Published by Granta
More information can be found on the Granta Books website [http://grantabooks.com/im-jack]
Review by Chloe Allan
I’m Jack is a frightening disclosure – a coming together of letters, confessions and reports about sensationally named Wearside Jack. In the book, author Mark Blacklock weaves strands of evidence together seamlessly in a bid to piece together facts – not journalised fiction – of one of the most perverse hoaxes in criminal history.
This novel is neither fact nor fiction. I’m not even sure if you can class it as a novel, because it’s not fictitious. However, it is important. It provides a modern and innovate way of showing us the depths of the confidential world of policing, as well as the innermost thoughts of a clearly mentally ill man.
However, this book can still be analysed in terms of its creativity and characterisation. The author clearly demonstrates that he knows how to embed storytelling into his work. He layers character by tactfully choosing where to place facts. For example, Blacklock drops John Humble’s letters, born from loneliness and suppressed illness, to George, an ex police officer on the original Yorkshire Ripper case.
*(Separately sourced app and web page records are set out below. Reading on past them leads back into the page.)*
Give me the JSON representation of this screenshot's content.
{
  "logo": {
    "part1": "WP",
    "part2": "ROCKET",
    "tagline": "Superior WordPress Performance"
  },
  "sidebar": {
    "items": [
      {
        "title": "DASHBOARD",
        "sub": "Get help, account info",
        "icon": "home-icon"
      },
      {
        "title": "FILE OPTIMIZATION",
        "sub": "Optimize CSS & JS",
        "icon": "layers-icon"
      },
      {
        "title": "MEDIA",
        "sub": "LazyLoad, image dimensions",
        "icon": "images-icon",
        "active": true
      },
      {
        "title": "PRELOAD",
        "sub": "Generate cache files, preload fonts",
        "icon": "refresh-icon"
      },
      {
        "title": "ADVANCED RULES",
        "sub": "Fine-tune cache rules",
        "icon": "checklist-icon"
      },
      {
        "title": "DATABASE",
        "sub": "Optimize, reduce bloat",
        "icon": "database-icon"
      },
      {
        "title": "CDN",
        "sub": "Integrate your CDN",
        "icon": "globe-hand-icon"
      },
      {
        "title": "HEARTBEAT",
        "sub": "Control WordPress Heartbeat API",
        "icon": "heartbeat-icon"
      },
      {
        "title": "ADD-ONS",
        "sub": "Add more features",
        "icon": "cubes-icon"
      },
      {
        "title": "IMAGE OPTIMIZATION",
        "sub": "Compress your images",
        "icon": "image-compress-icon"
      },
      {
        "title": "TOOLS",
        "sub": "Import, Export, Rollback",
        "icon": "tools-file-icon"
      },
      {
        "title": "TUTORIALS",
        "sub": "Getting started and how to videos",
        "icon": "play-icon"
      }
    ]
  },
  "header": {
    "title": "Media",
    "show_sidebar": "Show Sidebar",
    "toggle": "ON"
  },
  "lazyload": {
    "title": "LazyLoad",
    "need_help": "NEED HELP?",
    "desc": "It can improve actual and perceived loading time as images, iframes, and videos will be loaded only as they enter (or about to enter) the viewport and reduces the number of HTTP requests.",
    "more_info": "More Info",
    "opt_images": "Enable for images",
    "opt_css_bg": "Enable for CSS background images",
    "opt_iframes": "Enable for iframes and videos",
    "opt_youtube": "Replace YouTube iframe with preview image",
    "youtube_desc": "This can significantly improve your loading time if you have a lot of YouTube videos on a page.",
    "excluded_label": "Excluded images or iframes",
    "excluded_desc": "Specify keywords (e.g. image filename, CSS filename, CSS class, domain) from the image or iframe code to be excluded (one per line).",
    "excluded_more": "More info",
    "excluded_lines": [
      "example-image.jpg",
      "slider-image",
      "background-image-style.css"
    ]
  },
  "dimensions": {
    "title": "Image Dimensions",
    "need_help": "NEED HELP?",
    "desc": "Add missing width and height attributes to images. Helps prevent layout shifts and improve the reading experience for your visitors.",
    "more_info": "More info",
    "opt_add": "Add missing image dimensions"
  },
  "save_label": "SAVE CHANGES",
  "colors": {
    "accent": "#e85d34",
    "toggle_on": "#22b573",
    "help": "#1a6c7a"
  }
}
He does this between summaries of Leeds Crown Court cases and witness statements that testify to the criminal’s obvious drinking problem and criminality. Continually lacing this into the book builds up suspense and shows the distinction between who Humble is and who he thinks he is.
While the novel concerns itself with facts, there are elements of character. For someone like I, perhaps too young or unaware of these murders and the crimes, the letters Humble wrote to George seemed to be unwanted. The silence of George, and his presence being evident only through references made to him, made Humble’s letters seem unwanted and show him to be delusional and persistent. However, after only seeing pieces of George’s character throughout the book, when I eventually learned that he’s not as expected, my whole impression and understanding of John Humble altered.
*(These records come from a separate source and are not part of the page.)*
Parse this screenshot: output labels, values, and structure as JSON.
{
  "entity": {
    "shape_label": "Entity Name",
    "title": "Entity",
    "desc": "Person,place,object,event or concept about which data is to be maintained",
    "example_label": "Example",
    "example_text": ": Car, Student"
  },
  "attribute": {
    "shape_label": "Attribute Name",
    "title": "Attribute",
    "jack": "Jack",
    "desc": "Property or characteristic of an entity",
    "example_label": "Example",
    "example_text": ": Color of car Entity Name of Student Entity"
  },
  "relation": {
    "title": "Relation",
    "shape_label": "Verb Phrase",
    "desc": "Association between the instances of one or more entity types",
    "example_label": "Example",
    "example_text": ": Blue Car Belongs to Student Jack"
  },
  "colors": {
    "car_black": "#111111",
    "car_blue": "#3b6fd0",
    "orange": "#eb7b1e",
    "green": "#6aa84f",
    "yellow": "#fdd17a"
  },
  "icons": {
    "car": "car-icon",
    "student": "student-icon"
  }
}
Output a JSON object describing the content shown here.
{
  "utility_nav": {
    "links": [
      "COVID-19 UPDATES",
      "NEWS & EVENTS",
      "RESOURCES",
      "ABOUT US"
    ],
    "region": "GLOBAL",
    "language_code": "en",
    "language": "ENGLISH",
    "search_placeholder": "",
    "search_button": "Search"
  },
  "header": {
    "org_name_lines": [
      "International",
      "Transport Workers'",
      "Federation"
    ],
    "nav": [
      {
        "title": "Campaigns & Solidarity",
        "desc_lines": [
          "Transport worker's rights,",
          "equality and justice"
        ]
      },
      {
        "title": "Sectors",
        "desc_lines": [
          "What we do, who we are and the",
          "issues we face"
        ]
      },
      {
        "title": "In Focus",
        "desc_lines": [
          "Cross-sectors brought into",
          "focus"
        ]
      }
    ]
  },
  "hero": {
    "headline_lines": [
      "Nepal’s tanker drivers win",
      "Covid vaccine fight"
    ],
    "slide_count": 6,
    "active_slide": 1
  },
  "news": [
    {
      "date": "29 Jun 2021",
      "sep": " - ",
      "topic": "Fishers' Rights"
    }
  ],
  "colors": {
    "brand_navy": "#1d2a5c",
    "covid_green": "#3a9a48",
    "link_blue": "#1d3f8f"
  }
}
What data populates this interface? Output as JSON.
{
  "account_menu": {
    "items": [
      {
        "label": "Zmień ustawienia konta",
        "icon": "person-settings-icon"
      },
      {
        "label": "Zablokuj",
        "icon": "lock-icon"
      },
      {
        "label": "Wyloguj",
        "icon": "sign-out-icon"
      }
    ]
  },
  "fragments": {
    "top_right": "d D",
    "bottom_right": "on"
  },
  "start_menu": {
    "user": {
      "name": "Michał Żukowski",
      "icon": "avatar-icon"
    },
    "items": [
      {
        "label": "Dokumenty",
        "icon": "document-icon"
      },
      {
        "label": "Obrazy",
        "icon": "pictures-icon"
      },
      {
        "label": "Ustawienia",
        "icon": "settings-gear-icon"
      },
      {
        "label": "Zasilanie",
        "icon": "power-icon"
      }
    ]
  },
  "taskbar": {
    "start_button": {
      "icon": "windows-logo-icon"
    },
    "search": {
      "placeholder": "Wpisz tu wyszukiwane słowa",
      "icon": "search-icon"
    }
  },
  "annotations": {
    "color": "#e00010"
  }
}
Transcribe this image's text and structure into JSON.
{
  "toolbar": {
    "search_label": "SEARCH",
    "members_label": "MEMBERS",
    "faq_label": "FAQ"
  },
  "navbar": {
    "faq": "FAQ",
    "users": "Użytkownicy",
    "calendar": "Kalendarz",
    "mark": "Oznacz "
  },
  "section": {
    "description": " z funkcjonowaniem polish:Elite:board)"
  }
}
It seemed these letters were something expressive and the author presented this commendably, showing his mental illness through the positioning of the facts without altering them.
It’s hard to assess the author in terms of his book’s content because it isn’t of his creating. However, the letters of John Humble are filled with colloquialisms that can make the book, at times, difficult to read. In fact, the letters are hard to understand and the meaning can, at times, be skewed by the lack of grammar. The book, however, is still hard to tear yourself away from. Perhaps it’s human nature, but we are all interested in the psychology of others and, when we are presented with the facts alongside the fiction Humble has invented, it’s almost too hard to put Blacklock’s book to the side. It stays with you for a long time.
This work attempts to answer what is still unsaid about one of the most intricate and illusive criminal cases in modern history. The author’s commitment to providing readers with the truth, stripped back of the urge to elaborate or create fiction, keeps I’m Jack objective and free from patronisation.
I’m Jack is about the man who faked the hoax Jack The Ripper calls that distracted police, delaying them from finding Peter Sutcliffe. Its objectivity is what makes it unique. Questions about morality, responsibility and the place of sanity underpin Blacklock’s revolutionary presentation. His talent of being able to tell a story without elaboration is unlike anything else, making this book deserving of recommendation.
Chloe Allan is a Reviewer in Residence at Durham Book Festival.
Reviewers in Residence is a Cuckoo Young Writers programme ,which allows young critics to develop an in-depth relationship with a venue or art form, and take part in exclusively tailored writing masterclasses.